→ **Information provided**:
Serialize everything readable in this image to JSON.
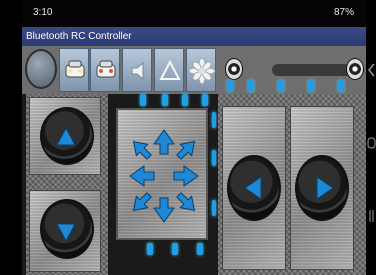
{
  "status": {
    "time": "3:10",
    "battery": "87%"
  },
  "app": {
    "title": "Bluetooth RC Controller"
  },
  "colors": {
    "accent": "#1e88d8",
    "titlebar": "#2c3a72"
  }
}
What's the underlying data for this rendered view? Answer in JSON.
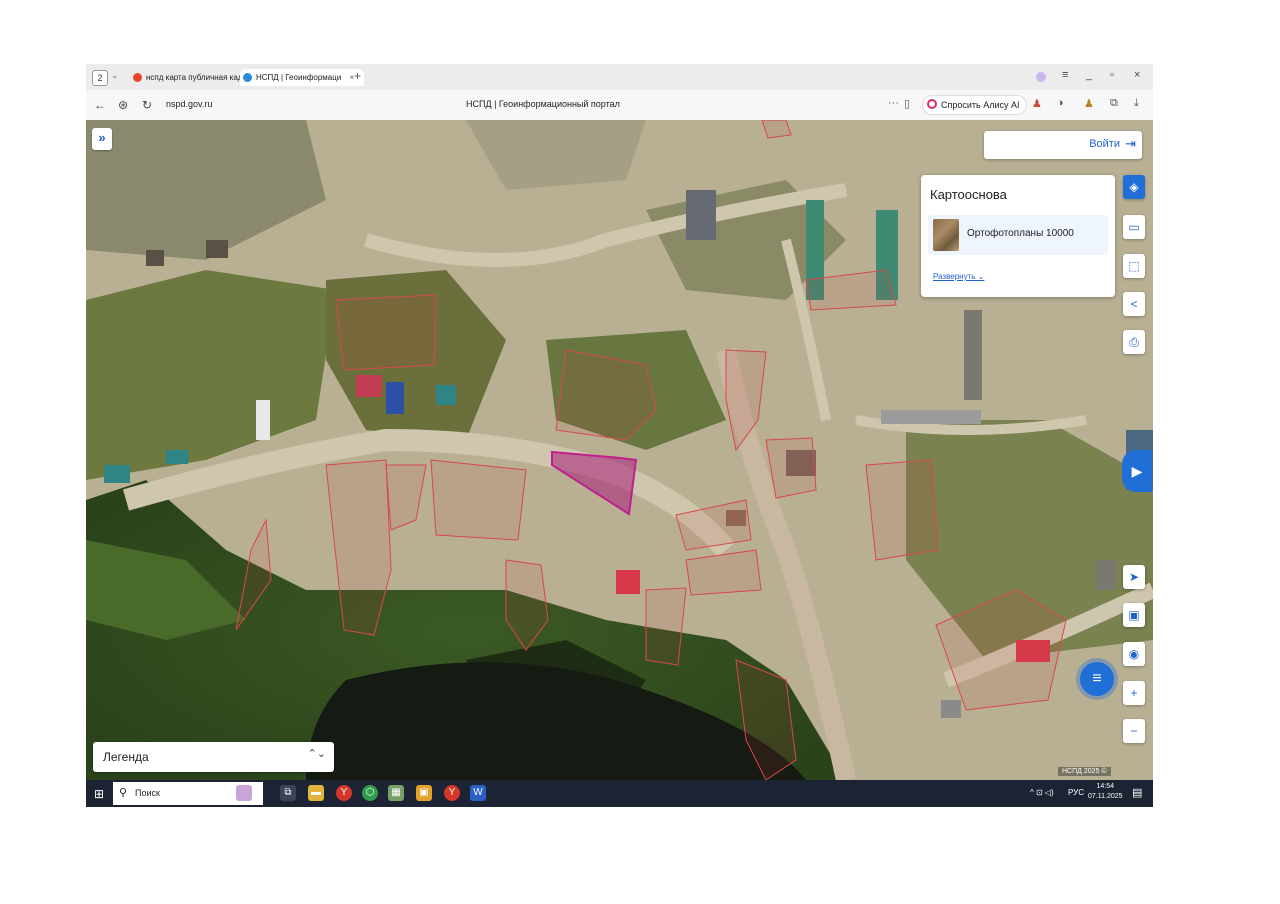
{
  "browser": {
    "tab_count": "2",
    "tabs": [
      {
        "label": "нспд карта публичная кад",
        "close": "×"
      },
      {
        "label": "НСПД | Геоинформаци",
        "close": "×"
      }
    ],
    "new_tab": "+",
    "window_controls": {
      "menu": "≡",
      "minimize": "_",
      "restore": "▫",
      "close": "×"
    },
    "nav": {
      "back": "←",
      "shield": "⊛",
      "reload": "↻"
    },
    "url": "nspd.gov.ru",
    "page_title": "НСПД | Геоинформационный портал",
    "more": "···",
    "alisa_label": "Спросить Алису AI",
    "download": "⤓"
  },
  "map": {
    "expand_label": "»",
    "login_label": "Войти",
    "login_icon": "⇥",
    "basemap_panel": {
      "title": "Картооснова",
      "item_label": "Ортофотопланы 10000",
      "expand_link": "Развернуть ⌄"
    },
    "tools": {
      "layers": "◈",
      "ruler": "▭",
      "select": "⬚",
      "share": "<",
      "print": "⎙",
      "locate": "➤",
      "screen": "▣",
      "pin": "◉",
      "zoom_in": "+",
      "zoom_out": "−"
    },
    "chat_icon": "≡",
    "side_icon": "▶",
    "legend_label": "Легенда",
    "legend_arrow": "⌃⌄",
    "copyright": "НСПД 2025 ©"
  },
  "taskbar": {
    "start": "⊞",
    "search_placeholder": "Поиск",
    "search_icon": "⚲",
    "tray_lang": "РУС",
    "tray_icons": "^ ⊡ ◁)",
    "time": "14:54",
    "date": "07.11.2025",
    "notif": "▤"
  },
  "colors": {
    "accent": "#1f6fd6",
    "parcel_border": "#d8484a",
    "selected_parcel": "#c0208c"
  }
}
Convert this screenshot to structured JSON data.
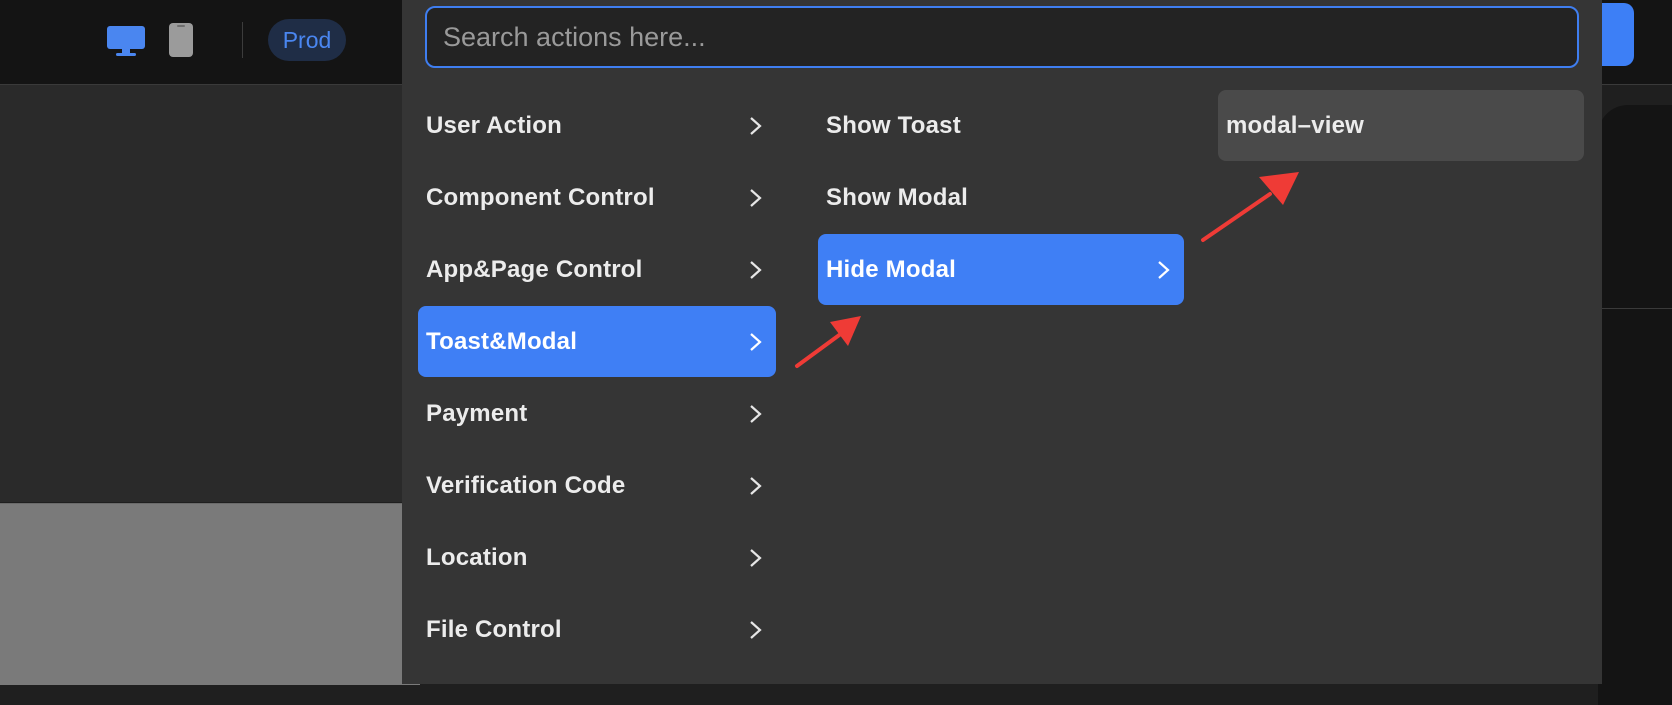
{
  "header": {
    "env_badge": "Prod",
    "icons": [
      "desktop-icon",
      "mobile-icon"
    ]
  },
  "picker": {
    "search_placeholder": "Search actions here...",
    "categories": [
      {
        "label": "User Action"
      },
      {
        "label": "Component Control"
      },
      {
        "label": "App&Page Control"
      },
      {
        "label": "Toast&Modal",
        "selected": true
      },
      {
        "label": "Payment"
      },
      {
        "label": "Verification Code"
      },
      {
        "label": "Location"
      },
      {
        "label": "File Control"
      }
    ],
    "actions": [
      {
        "label": "Show Toast"
      },
      {
        "label": "Show Modal"
      },
      {
        "label": "Hide Modal",
        "selected": true
      }
    ],
    "targets": [
      {
        "label": "modal–view",
        "hovered": true
      }
    ]
  },
  "colors": {
    "accent": "#3f7ff5",
    "annotation_arrow": "#ef3b36",
    "panel_bg": "#353535"
  }
}
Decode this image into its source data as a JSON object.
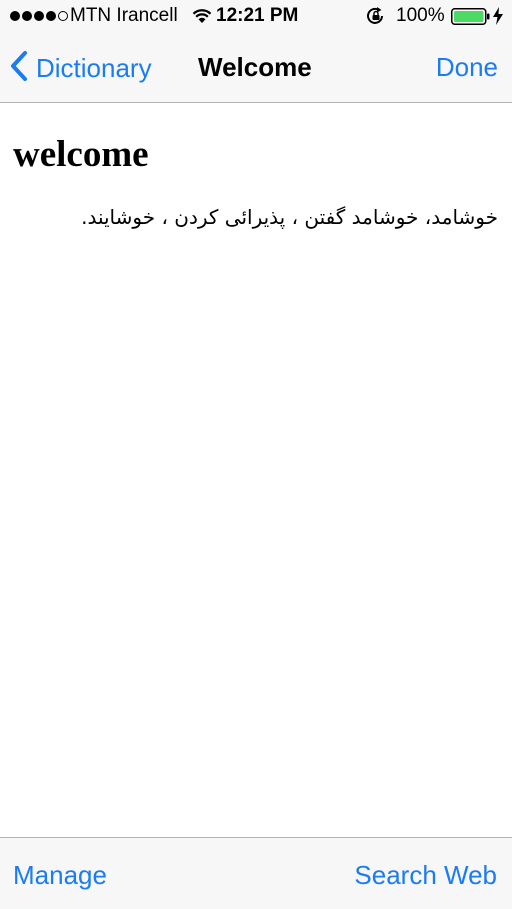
{
  "status_bar": {
    "carrier": "MTN Irancell",
    "time": "12:21 PM",
    "battery_percent": "100%",
    "signal_bars_filled": 4,
    "signal_bars_total": 5,
    "battery_level": 1.0
  },
  "nav": {
    "back_label": "Dictionary",
    "title": "Welcome",
    "done_label": "Done"
  },
  "entry": {
    "headword": "welcome",
    "definition": "خوشامد، خوشامد گفتن ، پذیرائی کردن ، خوشایند."
  },
  "toolbar": {
    "manage_label": "Manage",
    "search_web_label": "Search Web"
  },
  "colors": {
    "accent": "#1a7cf5",
    "battery_fill": "#4cd964",
    "bar_background": "#f7f7f7"
  }
}
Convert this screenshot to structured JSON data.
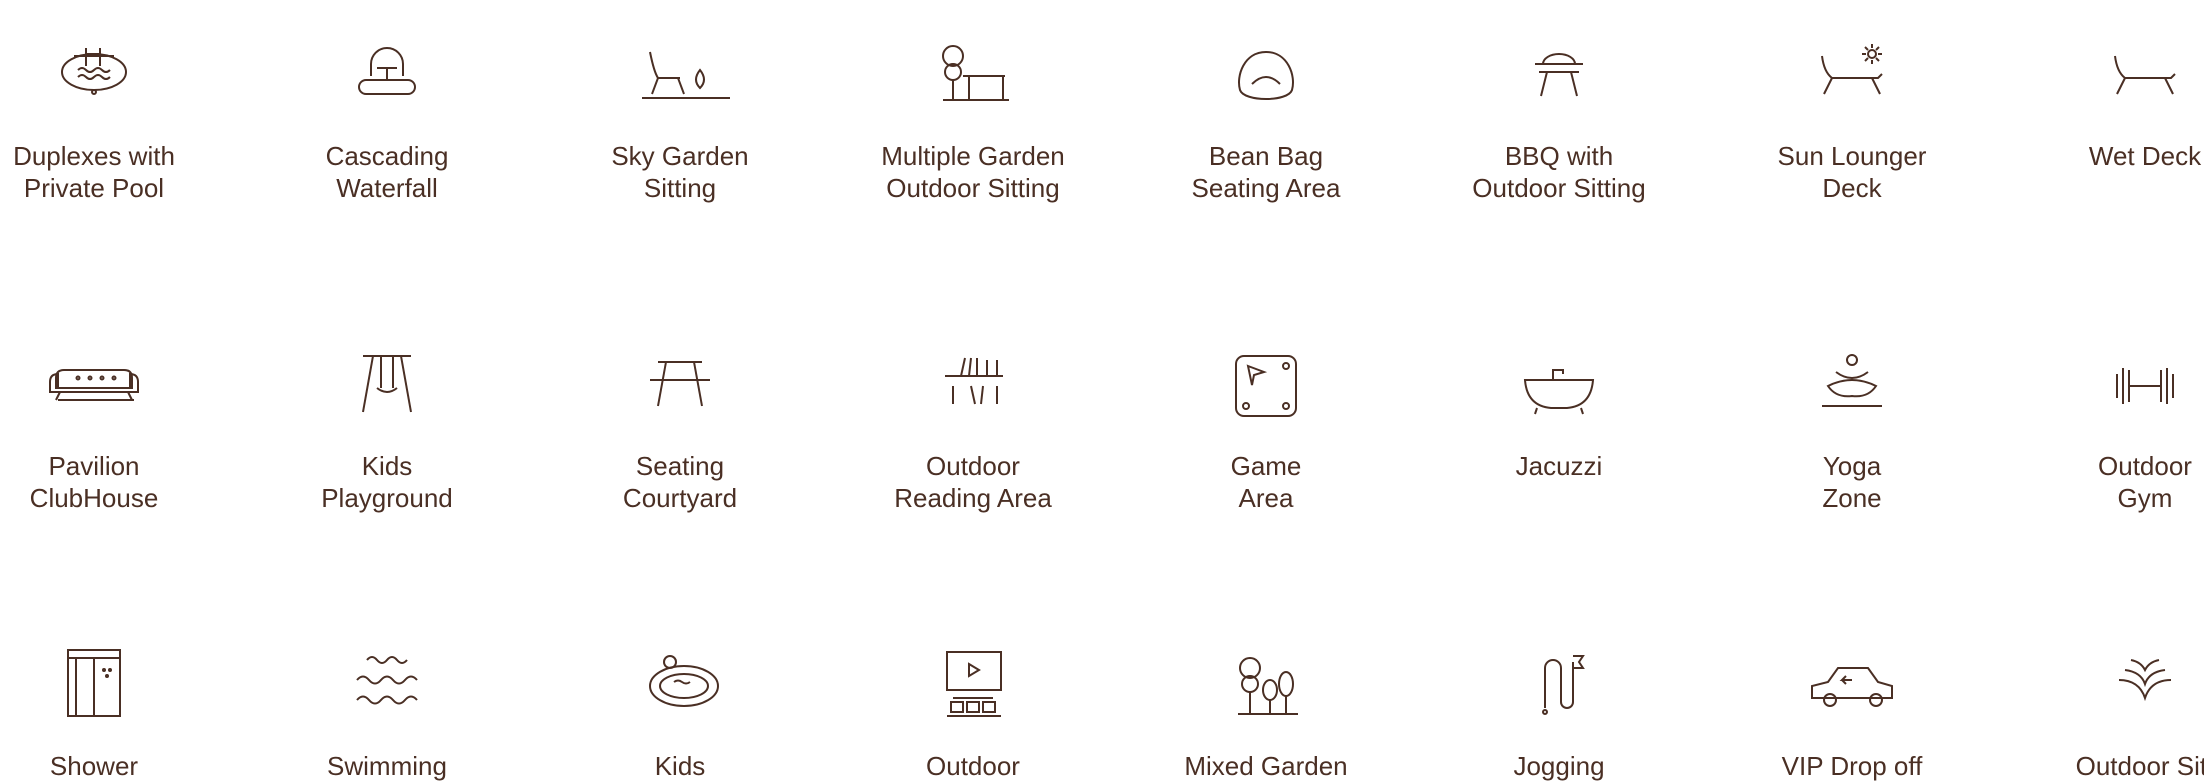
{
  "amenities": {
    "row1": [
      {
        "line1": "Duplexes with",
        "line2": "Private Pool",
        "icon": "pool-icon"
      },
      {
        "line1": "Cascading",
        "line2": "Waterfall",
        "icon": "waterfall-icon"
      },
      {
        "line1": "Sky Garden",
        "line2": "Sitting",
        "icon": "sky-garden-icon"
      },
      {
        "line1": "Multiple Garden",
        "line2": "Outdoor Sitting",
        "icon": "garden-sitting-icon"
      },
      {
        "line1": "Bean Bag",
        "line2": "Seating Area",
        "icon": "bean-bag-icon"
      },
      {
        "line1": "BBQ with",
        "line2": "Outdoor Sitting",
        "icon": "bbq-icon"
      },
      {
        "line1": "Sun Lounger",
        "line2": "Deck",
        "icon": "sun-lounger-icon"
      },
      {
        "line1": "Wet Deck",
        "line2": "",
        "icon": "wet-deck-icon"
      }
    ],
    "row2": [
      {
        "line1": "Pavilion",
        "line2": "ClubHouse",
        "icon": "sofa-icon"
      },
      {
        "line1": "Kids",
        "line2": "Playground",
        "icon": "swing-icon"
      },
      {
        "line1": "Seating",
        "line2": "Courtyard",
        "icon": "table-icon"
      },
      {
        "line1": "Outdoor",
        "line2": "Reading Area",
        "icon": "bookshelf-icon"
      },
      {
        "line1": "Game",
        "line2": "Area",
        "icon": "game-board-icon"
      },
      {
        "line1": "Jacuzzi",
        "line2": "",
        "icon": "bathtub-icon"
      },
      {
        "line1": "Yoga",
        "line2": "Zone",
        "icon": "yoga-icon"
      },
      {
        "line1": "Outdoor",
        "line2": "Gym",
        "icon": "dumbbell-icon"
      }
    ],
    "row3": [
      {
        "line1": "Shower",
        "line2": "",
        "icon": "shower-icon"
      },
      {
        "line1": "Swimming",
        "line2": "",
        "icon": "waves-icon"
      },
      {
        "line1": "Kids",
        "line2": "",
        "icon": "kids-pool-icon"
      },
      {
        "line1": "Outdoor",
        "line2": "",
        "icon": "outdoor-theatre-icon"
      },
      {
        "line1": "Mixed Garden",
        "line2": "",
        "icon": "trees-icon"
      },
      {
        "line1": "Jogging",
        "line2": "",
        "icon": "jogging-track-icon"
      },
      {
        "line1": "VIP Drop off",
        "line2": "",
        "icon": "car-icon"
      },
      {
        "line1": "Outdoor Sitt",
        "line2": "",
        "icon": "chevron-sitting-icon"
      }
    ]
  },
  "colors": {
    "ink": "#4a2f24",
    "background": "#ffffff"
  }
}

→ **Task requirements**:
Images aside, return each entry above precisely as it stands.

→ **Expected answer**:
Serialize everything readable in this image to JSON.
{
  "status": {
    "time": "3:10",
    "battery": "87%"
  },
  "app": {
    "title": "Bluetooth RC Controller"
  },
  "colors": {
    "accent": "#1e88d8",
    "titlebar": "#2c3a72"
  }
}
What's the underlying data for this rendered view? Answer in JSON.
{
  "browser": {
    "tab_count": "2",
    "tabs": [
      {
        "label": "нспд карта публичная кад",
        "close": "×"
      },
      {
        "label": "НСПД | Геоинформаци",
        "close": "×"
      }
    ],
    "new_tab": "+",
    "window_controls": {
      "menu": "≡",
      "minimize": "_",
      "restore": "▫",
      "close": "×"
    },
    "nav": {
      "back": "←",
      "shield": "⊛",
      "reload": "↻"
    },
    "url": "nspd.gov.ru",
    "page_title": "НСПД | Геоинформационный портал",
    "more": "···",
    "alisa_label": "Спросить Алису AI",
    "download": "⤓"
  },
  "map": {
    "expand_label": "»",
    "login_label": "Войти",
    "login_icon": "⇥",
    "basemap_panel": {
      "title": "Картооснова",
      "item_label": "Ортофотопланы 10000",
      "expand_link": "Развернуть ⌄"
    },
    "tools": {
      "layers": "◈",
      "ruler": "▭",
      "select": "⬚",
      "share": "<",
      "print": "⎙",
      "locate": "➤",
      "screen": "▣",
      "pin": "◉",
      "zoom_in": "+",
      "zoom_out": "−"
    },
    "chat_icon": "≡",
    "side_icon": "▶",
    "legend_label": "Легенда",
    "legend_arrow": "⌃⌄",
    "copyright": "НСПД 2025 ©"
  },
  "taskbar": {
    "start": "⊞",
    "search_placeholder": "Поиск",
    "search_icon": "⚲",
    "tray_lang": "РУС",
    "tray_icons": "^ ⊡ ◁)",
    "time": "14:54",
    "date": "07.11.2025",
    "notif": "▤"
  },
  "colors": {
    "accent": "#1f6fd6",
    "parcel_border": "#d8484a",
    "selected_parcel": "#c0208c"
  }
}
Convert this screenshot to structured JSON data.
{
  "header": {
    "env_badge": "Prod",
    "icons": [
      "desktop-icon",
      "mobile-icon"
    ]
  },
  "picker": {
    "search_placeholder": "Search actions here...",
    "categories": [
      {
        "label": "User Action"
      },
      {
        "label": "Component Control"
      },
      {
        "label": "App&Page Control"
      },
      {
        "label": "Toast&Modal",
        "selected": true
      },
      {
        "label": "Payment"
      },
      {
        "label": "Verification Code"
      },
      {
        "label": "Location"
      },
      {
        "label": "File Control"
      }
    ],
    "actions": [
      {
        "label": "Show Toast"
      },
      {
        "label": "Show Modal"
      },
      {
        "label": "Hide Modal",
        "selected": true
      }
    ],
    "targets": [
      {
        "label": "modal–view",
        "hovered": true
      }
    ]
  },
  "colors": {
    "accent": "#3f7ff5",
    "annotation_arrow": "#ef3b36",
    "panel_bg": "#353535"
  }
}
Decode this image into its source data as a JSON object.
{
  "status_bar": {
    "carrier": "MTN Irancell",
    "time": "12:21 PM",
    "battery_percent": "100%",
    "signal_bars_filled": 4,
    "signal_bars_total": 5,
    "battery_level": 1.0
  },
  "nav": {
    "back_label": "Dictionary",
    "title": "Welcome",
    "done_label": "Done"
  },
  "entry": {
    "headword": "welcome",
    "definition": "خوشامد، خوشامد گفتن ، پذیرائی کردن ، خوشایند."
  },
  "toolbar": {
    "manage_label": "Manage",
    "search_web_label": "Search Web"
  },
  "colors": {
    "accent": "#1a7cf5",
    "battery_fill": "#4cd964",
    "bar_background": "#f7f7f7"
  }
}
Convert this screenshot to structured JSON data.
{
  "amenities": {
    "row1": [
      {
        "line1": "Duplexes with",
        "line2": "Private Pool",
        "icon": "pool-icon"
      },
      {
        "line1": "Cascading",
        "line2": "Waterfall",
        "icon": "waterfall-icon"
      },
      {
        "line1": "Sky Garden",
        "line2": "Sitting",
        "icon": "sky-garden-icon"
      },
      {
        "line1": "Multiple Garden",
        "line2": "Outdoor Sitting",
        "icon": "garden-sitting-icon"
      },
      {
        "line1": "Bean Bag",
        "line2": "Seating Area",
        "icon": "bean-bag-icon"
      },
      {
        "line1": "BBQ with",
        "line2": "Outdoor Sitting",
        "icon": "bbq-icon"
      },
      {
        "line1": "Sun Lounger",
        "line2": "Deck",
        "icon": "sun-lounger-icon"
      },
      {
        "line1": "Wet Deck",
        "line2": "",
        "icon": "wet-deck-icon"
      }
    ],
    "row2": [
      {
        "line1": "Pavilion",
        "line2": "ClubHouse",
        "icon": "sofa-icon"
      },
      {
        "line1": "Kids",
        "line2": "Playground",
        "icon": "swing-icon"
      },
      {
        "line1": "Seating",
        "line2": "Courtyard",
        "icon": "table-icon"
      },
      {
        "line1": "Outdoor",
        "line2": "Reading Area",
        "icon": "bookshelf-icon"
      },
      {
        "line1": "Game",
        "line2": "Area",
        "icon": "game-board-icon"
      },
      {
        "line1": "Jacuzzi",
        "line2": "",
        "icon": "bathtub-icon"
      },
      {
        "line1": "Yoga",
        "line2": "Zone",
        "icon": "yoga-icon"
      },
      {
        "line1": "Outdoor",
        "line2": "Gym",
        "icon": "dumbbell-icon"
      }
    ],
    "row3": [
      {
        "line1": "Shower",
        "line2": "",
        "icon": "shower-icon"
      },
      {
        "line1": "Swimming",
        "line2": "",
        "icon": "waves-icon"
      },
      {
        "line1": "Kids",
        "line2": "",
        "icon": "kids-pool-icon"
      },
      {
        "line1": "Outdoor",
        "line2": "",
        "icon": "outdoor-theatre-icon"
      },
      {
        "line1": "Mixed Garden",
        "line2": "",
        "icon": "trees-icon"
      },
      {
        "line1": "Jogging",
        "line2": "",
        "icon": "jogging-track-icon"
      },
      {
        "line1": "VIP Drop off",
        "line2": "",
        "icon": "car-icon"
      },
      {
        "line1": "Outdoor Sitt",
        "line2": "",
        "icon": "chevron-sitting-icon"
      }
    ]
  },
  "colors": {
    "ink": "#4a2f24",
    "background": "#ffffff"
  }
}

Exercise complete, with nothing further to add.